◆ What to work on
From the entries below, copy every line that has the word "LinearLayout".

----- Records provided -----

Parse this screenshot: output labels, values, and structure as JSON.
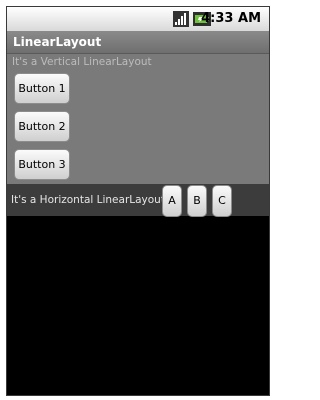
{
  "status_bar": {
    "time": "4:33 AM",
    "icons": [
      "signal-icon",
      "battery-icon"
    ]
  },
  "app": {
    "title": "LinearLayout"
  },
  "vertical_layout": {
    "label": "It's a Vertical LinearLayout",
    "buttons": [
      "Button 1",
      "Button 2",
      "Button 3"
    ]
  },
  "horizontal_layout": {
    "label": "It's a Horizontal LinearLayout",
    "buttons": [
      "A",
      "B",
      "C"
    ]
  },
  "colors": {
    "vertical_background": "#7a7a7a",
    "horizontal_background": "#3c3c3c",
    "screen_background": "#000000"
  }
}
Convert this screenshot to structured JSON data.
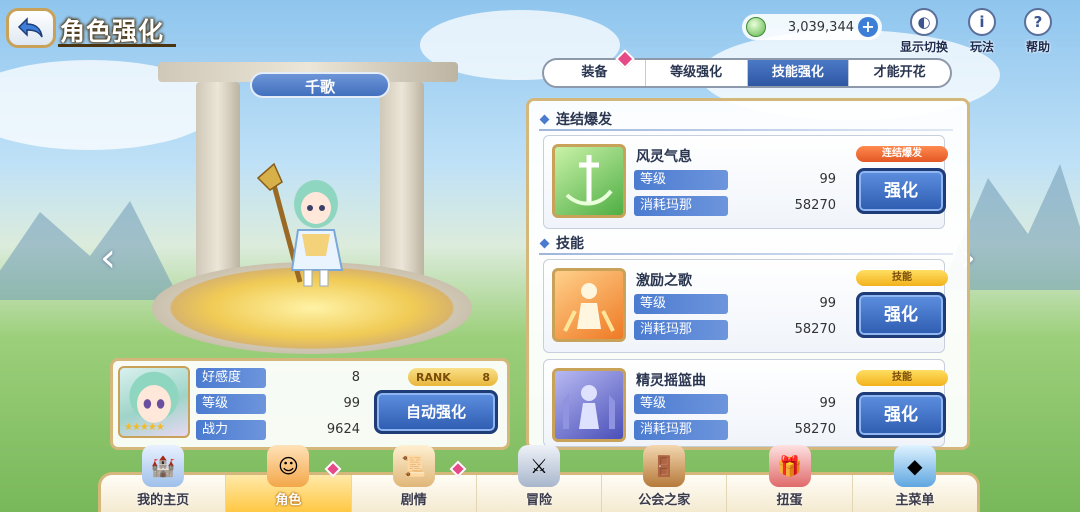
{
  "header": {
    "title": "角色强化",
    "currency": "3,039,344",
    "tools": [
      {
        "label": "显示切换",
        "icon": "display-switch-icon"
      },
      {
        "label": "玩法",
        "icon": "info-icon"
      },
      {
        "label": "帮助",
        "icon": "help-icon"
      }
    ]
  },
  "tabs": [
    "装备",
    "等级强化",
    "技能强化",
    "才能开花"
  ],
  "active_tab": "技能强化",
  "character": {
    "name": "千歌",
    "stats": [
      {
        "label": "好感度",
        "value": "8"
      },
      {
        "label": "等级",
        "value": "99"
      },
      {
        "label": "战力",
        "value": "9624"
      }
    ],
    "rank_label": "RANK",
    "rank_value": "8",
    "auto_button": "自动强化"
  },
  "sections": {
    "union_burst": "连结爆发",
    "skills": "技能"
  },
  "skills": [
    {
      "name": "风灵气息",
      "tag": "连结爆发",
      "level_label": "等级",
      "level": "99",
      "cost_label": "消耗玛那",
      "cost": "58270",
      "button": "强化",
      "icon_color": "#5fbf55"
    },
    {
      "name": "激励之歌",
      "tag": "技能",
      "level_label": "等级",
      "level": "99",
      "cost_label": "消耗玛那",
      "cost": "58270",
      "button": "强化",
      "icon_color": "#f08a2c"
    },
    {
      "name": "精灵摇篮曲",
      "tag": "技能",
      "level_label": "等级",
      "level": "99",
      "cost_label": "消耗玛那",
      "cost": "58270",
      "button": "强化",
      "icon_color": "#5a5fc4"
    }
  ],
  "bottom_nav": [
    {
      "label": "我的主页",
      "icon": "castle-icon"
    },
    {
      "label": "角色",
      "icon": "character-icon"
    },
    {
      "label": "剧情",
      "icon": "scroll-icon"
    },
    {
      "label": "冒险",
      "icon": "sword-icon"
    },
    {
      "label": "公会之家",
      "icon": "guild-door-icon"
    },
    {
      "label": "扭蛋",
      "icon": "gacha-icon"
    },
    {
      "label": "主菜单",
      "icon": "crystal-icon"
    }
  ],
  "active_nav": "角色"
}
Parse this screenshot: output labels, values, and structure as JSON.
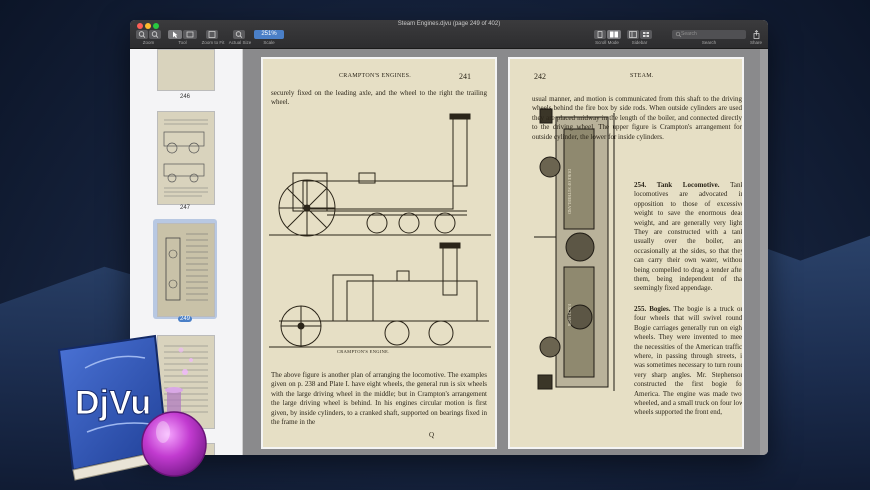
{
  "window": {
    "title": "Steam Engines.djvu (page 249 of 402)"
  },
  "toolbar": {
    "zoom_label": "Zoom",
    "tool_label": "Tool",
    "zoom_to_fit_label": "Zoom to Fit",
    "actual_size_label": "Actual Size",
    "scale_label": "Scale",
    "scale_value": "251%",
    "scroll_mode_label": "Scroll Mode",
    "sidebar_label": "Sidebar",
    "search_label": "Search",
    "search_placeholder": "Search",
    "share_label": "Share"
  },
  "sidebar": {
    "thumbnails": [
      {
        "label": "246"
      },
      {
        "label": "247"
      },
      {
        "label": "249",
        "selected": true
      },
      {
        "label": ""
      }
    ]
  },
  "left_page": {
    "header": "CRAMPTON'S ENGINES.",
    "number": "241",
    "top_text": "securely fixed on the leading axle, and the wheel to the right the trailing wheel.",
    "caption": "CRAMPTON'S ENGINE.",
    "body_text": "The above figure is another plan of arranging the locomotive. The examples given on p. 238 and Plate I. have eight wheels, the general run is six wheels with the large driving wheel in the middle; but in Crampton's arrangement the large driving wheel is behind. In his engines circular motion is first given, by inside cylinders, to a cranked shaft, supported on bearings fixed in the frame in the",
    "signature": "Q"
  },
  "right_page": {
    "number": "242",
    "header": "STEAM.",
    "top_text": "usual manner, and motion is communicated from this shaft to the driving wheels behind the fire box by side rods. When outside cylinders are used they are placed midway in the length of the boiler, and connected directly to the driving wheel. The upper figure is Crampton's arrangement for outside cylinder, the lower for inside cylinders.",
    "section1_title": "254. Tank Locomotive.",
    "section1_text": "Tank locomotives are advocated in opposition to those of excessive weight to save the enormous dead weight, and are generally very light. They are constructed with a tank usually over the boiler, and occasionally at the sides, so that they can carry their own water, without being compelled to drag a tender after them, being independent of that seemingly fixed appendage.",
    "section2_title": "255. Bogies.",
    "section2_text": "The bogie is a truck on four wheels that will swivel round. Bogie carriages generally run on eight wheels. They were invented to meet the necessities of the American traffic, where, in passing through streets, it was sometimes necessary to turn round very sharp angles. Mr. Stephenson constructed the first bogie for America. The engine was made two-wheeled, and a small truck on four low wheels supported the front end,",
    "engine_label_top": "DUKE OF SUTHERLAND",
    "engine_label_bottom": "EXCELSIOR"
  },
  "app_icon": {
    "text": "DjVu"
  },
  "colors": {
    "accent": "#4a7fc7",
    "paper": "#e6dfc5",
    "ink": "#2b2519",
    "book_blue": "#2f56b5",
    "flask_purple": "#c23bd0"
  }
}
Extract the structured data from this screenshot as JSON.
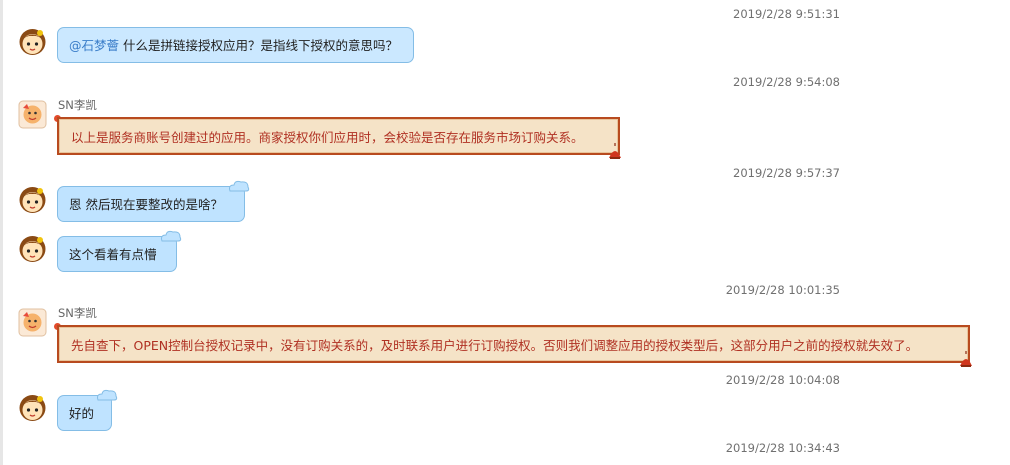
{
  "timestamps": [
    "2019/2/28 9:51:31",
    "2019/2/28 9:54:08",
    "2019/2/28 9:57:37",
    "2019/2/28 10:01:35",
    "2019/2/28 10:04:08",
    "2019/2/28 10:34:43"
  ],
  "messages": [
    {
      "mention": "@石梦薈",
      "text": " 什么是拼链接授权应用？是指线下授权的意思吗？"
    },
    {
      "sender": "SN李凯",
      "text": "以上是服务商账号创建过的应用。商家授权你们应用时，会校验是否存在服务市场订购关系。"
    },
    {
      "text": "恩 然后现在要整改的是啥？"
    },
    {
      "text": "这个看着有点懵"
    },
    {
      "sender": "SN李凯",
      "text": "先自查下，OPEN控制台授权记录中，没有订购关系的，及时联系用户进行订购授权。否则我们调整应用的授权类型后，这部分用户之前的授权就失效了。"
    },
    {
      "text": "好的"
    }
  ],
  "icons": {
    "user_avatar": "cartoon-girl-avatar-icon",
    "agent_avatar": "agent-avatar-icon",
    "ornament": "lantern-ornament-icon"
  },
  "colors": {
    "blue_bubble": "#bfe3ff",
    "red_bubble_bg": "#f5e3c7",
    "red_bubble_border": "#b84b1f",
    "red_text": "#b03022",
    "mention": "#3a7dc9"
  }
}
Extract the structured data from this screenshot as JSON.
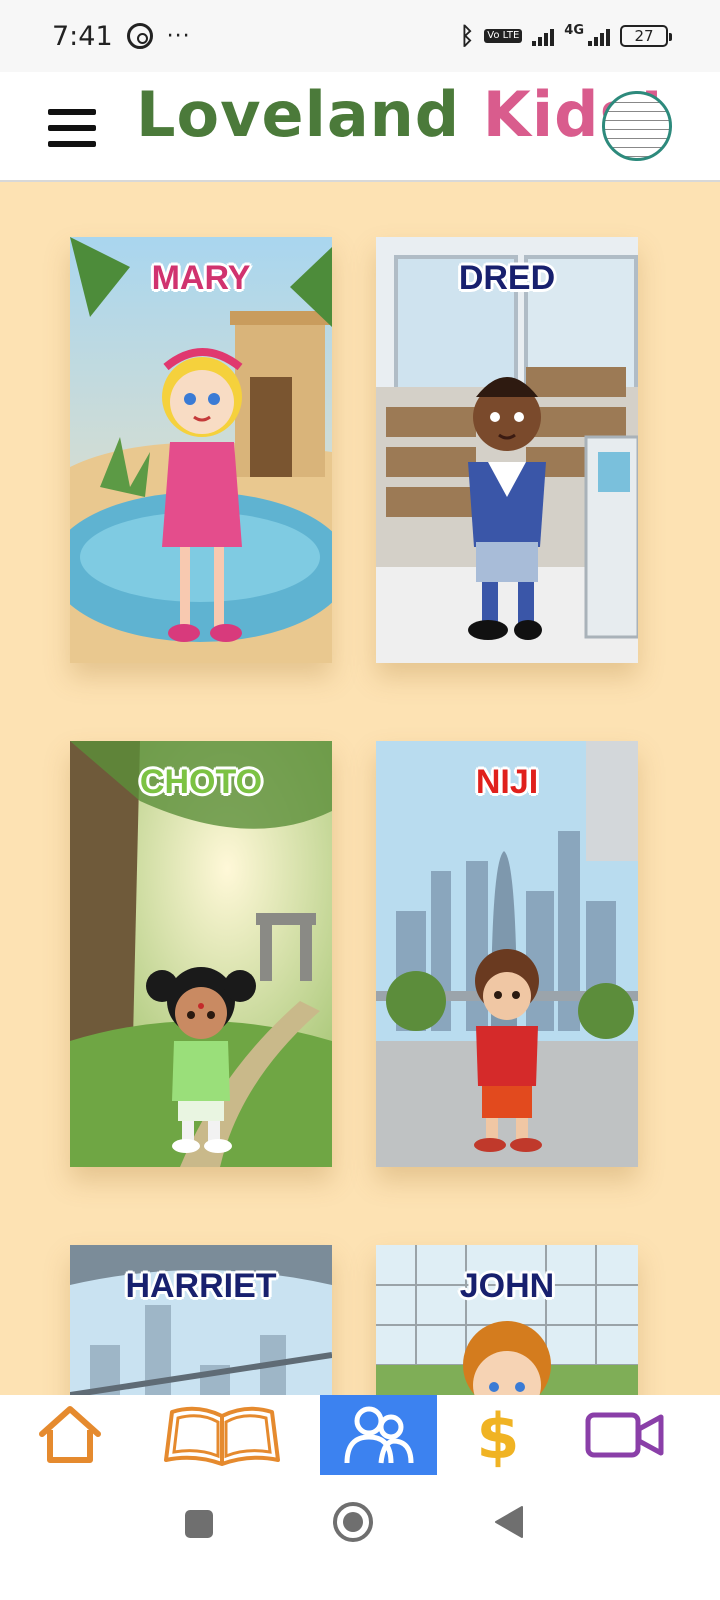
{
  "status_bar": {
    "time": "7:41",
    "icons": [
      "whatsapp-icon",
      "more-dots-icon",
      "bluetooth-icon",
      "volte-icon",
      "signal-icon",
      "4g-signal-icon"
    ],
    "volte_label": "Vo LTE",
    "network_label": "4G",
    "battery": "27"
  },
  "header": {
    "title_part1": "Loveland",
    "title_part2": "Kids!",
    "colors": {
      "green": "#4b7a3a",
      "pink": "#d95c8d",
      "profile_ring": "#2d8a7c"
    }
  },
  "kids": [
    {
      "name": "MARY",
      "name_color": "#d0336f",
      "scene": "desert-oasis"
    },
    {
      "name": "DRED",
      "name_color": "#18206e",
      "scene": "library"
    },
    {
      "name": "CHOTO",
      "name_color": "#7cc243",
      "scene": "forest"
    },
    {
      "name": "NIJI",
      "name_color": "#e0201c",
      "scene": "city-terrace"
    },
    {
      "name": "HARRIET",
      "name_color": "#18206e",
      "scene": "city-view"
    },
    {
      "name": "JOHN",
      "name_color": "#18206e",
      "scene": "sports-court"
    }
  ],
  "bottom_nav": {
    "items": [
      {
        "name": "home",
        "icon": "home-icon",
        "color": "#e58a2e",
        "active": false
      },
      {
        "name": "stories",
        "icon": "open-book-icon",
        "color": "#e58a2e",
        "active": false
      },
      {
        "name": "kids",
        "icon": "people-icon",
        "color": "#ffffff",
        "active": true
      },
      {
        "name": "shop",
        "icon": "dollar-icon",
        "color": "#f0b323",
        "active": false
      },
      {
        "name": "videos",
        "icon": "video-camera-icon",
        "color": "#8a3fa8",
        "active": false
      }
    ],
    "active_color": "#3c82f0"
  },
  "system_nav": {
    "buttons": [
      "recents-square-icon",
      "home-circle-icon",
      "back-triangle-icon"
    ]
  }
}
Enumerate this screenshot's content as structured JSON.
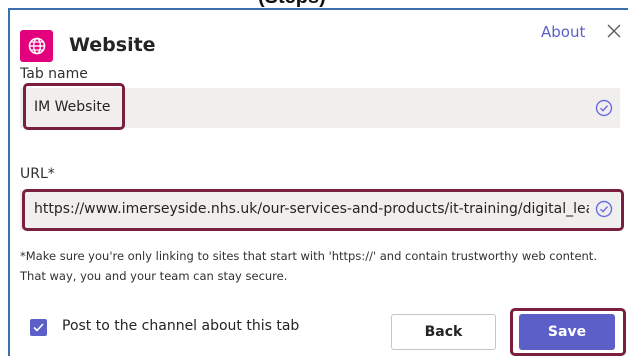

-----

◆ Written answer
    "title": "LinearLayout"
    "label": "It's a Vertical LinearLayout",
    "label": "It's a Horizontal LinearLayout",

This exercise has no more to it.